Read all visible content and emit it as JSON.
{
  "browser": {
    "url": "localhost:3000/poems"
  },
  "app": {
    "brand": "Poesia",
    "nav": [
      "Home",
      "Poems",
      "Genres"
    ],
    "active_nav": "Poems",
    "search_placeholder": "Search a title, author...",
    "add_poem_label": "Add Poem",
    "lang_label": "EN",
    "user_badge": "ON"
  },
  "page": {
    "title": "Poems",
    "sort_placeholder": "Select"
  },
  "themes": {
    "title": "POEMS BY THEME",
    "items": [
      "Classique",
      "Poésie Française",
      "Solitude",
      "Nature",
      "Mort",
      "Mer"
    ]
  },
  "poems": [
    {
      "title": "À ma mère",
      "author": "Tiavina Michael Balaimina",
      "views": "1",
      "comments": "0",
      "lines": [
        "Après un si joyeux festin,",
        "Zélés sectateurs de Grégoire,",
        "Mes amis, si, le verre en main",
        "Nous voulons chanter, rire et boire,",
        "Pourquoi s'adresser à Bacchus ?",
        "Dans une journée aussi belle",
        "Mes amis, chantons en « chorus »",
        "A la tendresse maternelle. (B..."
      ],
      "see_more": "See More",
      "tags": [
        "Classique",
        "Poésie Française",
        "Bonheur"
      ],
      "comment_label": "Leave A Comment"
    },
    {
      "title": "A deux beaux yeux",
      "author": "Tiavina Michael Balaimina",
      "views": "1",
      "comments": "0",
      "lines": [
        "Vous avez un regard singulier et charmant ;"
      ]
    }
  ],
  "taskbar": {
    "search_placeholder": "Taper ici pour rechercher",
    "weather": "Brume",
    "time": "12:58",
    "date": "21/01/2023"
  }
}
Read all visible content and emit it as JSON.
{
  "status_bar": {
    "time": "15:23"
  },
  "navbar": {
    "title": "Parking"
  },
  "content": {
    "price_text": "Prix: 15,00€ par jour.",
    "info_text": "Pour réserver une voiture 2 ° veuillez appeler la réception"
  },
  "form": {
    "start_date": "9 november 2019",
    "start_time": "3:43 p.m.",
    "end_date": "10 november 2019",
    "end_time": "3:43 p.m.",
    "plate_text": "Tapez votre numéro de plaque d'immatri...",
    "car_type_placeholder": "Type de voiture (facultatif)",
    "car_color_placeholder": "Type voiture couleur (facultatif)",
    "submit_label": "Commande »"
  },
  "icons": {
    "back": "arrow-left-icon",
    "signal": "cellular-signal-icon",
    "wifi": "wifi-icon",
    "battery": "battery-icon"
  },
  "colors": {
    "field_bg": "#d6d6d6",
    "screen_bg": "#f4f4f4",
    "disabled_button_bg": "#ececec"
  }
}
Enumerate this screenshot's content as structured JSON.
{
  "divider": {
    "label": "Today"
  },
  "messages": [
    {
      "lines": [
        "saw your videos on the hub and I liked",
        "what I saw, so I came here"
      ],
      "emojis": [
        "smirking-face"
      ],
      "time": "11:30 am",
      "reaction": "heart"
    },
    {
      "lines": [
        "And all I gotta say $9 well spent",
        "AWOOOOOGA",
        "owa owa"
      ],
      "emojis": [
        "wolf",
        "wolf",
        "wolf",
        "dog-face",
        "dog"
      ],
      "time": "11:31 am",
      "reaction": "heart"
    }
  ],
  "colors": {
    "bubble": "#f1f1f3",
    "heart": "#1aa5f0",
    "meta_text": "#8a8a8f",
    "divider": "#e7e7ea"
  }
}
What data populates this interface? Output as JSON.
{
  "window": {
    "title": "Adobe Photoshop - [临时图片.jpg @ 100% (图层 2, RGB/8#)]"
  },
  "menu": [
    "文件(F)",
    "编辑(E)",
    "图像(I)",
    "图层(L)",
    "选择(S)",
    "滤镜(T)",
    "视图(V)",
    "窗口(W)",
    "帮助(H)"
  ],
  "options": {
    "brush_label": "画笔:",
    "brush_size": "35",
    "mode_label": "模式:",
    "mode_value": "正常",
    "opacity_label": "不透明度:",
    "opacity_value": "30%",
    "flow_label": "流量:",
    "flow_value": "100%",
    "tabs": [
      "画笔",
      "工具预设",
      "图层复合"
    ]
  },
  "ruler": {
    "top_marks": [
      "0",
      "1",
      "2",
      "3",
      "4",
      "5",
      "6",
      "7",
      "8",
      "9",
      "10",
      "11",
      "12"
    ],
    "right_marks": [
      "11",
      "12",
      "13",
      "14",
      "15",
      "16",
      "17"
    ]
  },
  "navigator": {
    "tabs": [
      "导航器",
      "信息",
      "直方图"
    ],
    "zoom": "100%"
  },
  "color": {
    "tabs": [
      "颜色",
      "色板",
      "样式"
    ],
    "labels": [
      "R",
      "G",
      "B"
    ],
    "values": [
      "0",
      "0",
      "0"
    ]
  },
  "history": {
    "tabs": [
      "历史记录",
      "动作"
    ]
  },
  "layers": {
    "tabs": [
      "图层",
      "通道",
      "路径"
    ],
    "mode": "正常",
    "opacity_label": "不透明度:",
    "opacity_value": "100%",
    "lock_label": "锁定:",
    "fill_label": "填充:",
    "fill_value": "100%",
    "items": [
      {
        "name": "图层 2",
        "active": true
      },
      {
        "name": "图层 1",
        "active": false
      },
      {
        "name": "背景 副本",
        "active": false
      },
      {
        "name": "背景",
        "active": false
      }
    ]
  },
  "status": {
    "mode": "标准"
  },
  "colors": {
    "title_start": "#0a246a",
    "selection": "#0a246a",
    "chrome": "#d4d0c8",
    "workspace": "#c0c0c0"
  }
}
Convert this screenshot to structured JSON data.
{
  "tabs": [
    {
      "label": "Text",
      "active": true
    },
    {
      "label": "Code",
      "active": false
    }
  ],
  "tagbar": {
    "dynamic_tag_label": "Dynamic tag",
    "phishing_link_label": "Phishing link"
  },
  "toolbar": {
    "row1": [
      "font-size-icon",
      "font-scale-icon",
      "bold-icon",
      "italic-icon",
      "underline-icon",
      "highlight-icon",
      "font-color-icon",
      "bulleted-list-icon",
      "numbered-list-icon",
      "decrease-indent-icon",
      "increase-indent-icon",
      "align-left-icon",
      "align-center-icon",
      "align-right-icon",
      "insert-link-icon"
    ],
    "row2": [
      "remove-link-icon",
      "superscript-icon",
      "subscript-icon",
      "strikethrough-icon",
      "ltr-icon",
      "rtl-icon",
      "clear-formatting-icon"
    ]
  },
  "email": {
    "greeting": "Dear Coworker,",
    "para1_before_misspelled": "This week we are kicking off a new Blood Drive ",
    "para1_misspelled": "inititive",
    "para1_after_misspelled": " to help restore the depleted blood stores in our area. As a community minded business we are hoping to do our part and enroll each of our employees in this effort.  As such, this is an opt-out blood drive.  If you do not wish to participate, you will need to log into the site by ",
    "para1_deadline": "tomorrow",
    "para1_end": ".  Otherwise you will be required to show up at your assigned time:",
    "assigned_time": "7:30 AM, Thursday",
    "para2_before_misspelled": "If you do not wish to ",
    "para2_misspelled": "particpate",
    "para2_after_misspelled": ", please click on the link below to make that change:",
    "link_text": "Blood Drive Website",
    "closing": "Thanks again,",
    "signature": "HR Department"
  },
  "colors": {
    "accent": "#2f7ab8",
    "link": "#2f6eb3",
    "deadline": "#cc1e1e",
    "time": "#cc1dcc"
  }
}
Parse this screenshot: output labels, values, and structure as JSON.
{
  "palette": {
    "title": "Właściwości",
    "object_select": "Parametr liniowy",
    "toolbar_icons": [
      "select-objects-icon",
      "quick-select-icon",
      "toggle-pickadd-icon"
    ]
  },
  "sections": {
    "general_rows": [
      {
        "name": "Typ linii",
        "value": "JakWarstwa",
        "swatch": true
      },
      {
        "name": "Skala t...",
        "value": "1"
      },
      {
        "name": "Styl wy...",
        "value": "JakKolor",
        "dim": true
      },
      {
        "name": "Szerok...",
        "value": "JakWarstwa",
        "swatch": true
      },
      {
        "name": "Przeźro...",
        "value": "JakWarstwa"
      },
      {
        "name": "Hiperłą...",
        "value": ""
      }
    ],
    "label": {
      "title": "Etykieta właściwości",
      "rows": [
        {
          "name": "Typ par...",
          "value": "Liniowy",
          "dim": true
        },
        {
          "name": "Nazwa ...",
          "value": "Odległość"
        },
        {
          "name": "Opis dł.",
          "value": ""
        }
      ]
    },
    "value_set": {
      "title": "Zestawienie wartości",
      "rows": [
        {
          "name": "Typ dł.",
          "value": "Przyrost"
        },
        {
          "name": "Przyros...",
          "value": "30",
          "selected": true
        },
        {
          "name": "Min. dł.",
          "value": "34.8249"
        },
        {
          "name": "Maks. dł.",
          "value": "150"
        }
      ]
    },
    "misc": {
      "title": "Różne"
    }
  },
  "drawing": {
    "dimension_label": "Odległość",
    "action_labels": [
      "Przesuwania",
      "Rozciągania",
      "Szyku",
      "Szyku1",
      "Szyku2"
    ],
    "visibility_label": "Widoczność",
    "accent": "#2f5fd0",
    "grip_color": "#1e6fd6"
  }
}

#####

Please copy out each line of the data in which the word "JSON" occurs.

Read all visible content and emit it as JSON.
Read all visible content and emit it as JSON.
Enumerate this screenshot's content as structured JSON.
What data populates this interface? Output as JSON.
Convert this screenshot to structured JSON data.
Parse this screenshot: output labels, values, and structure as JSON.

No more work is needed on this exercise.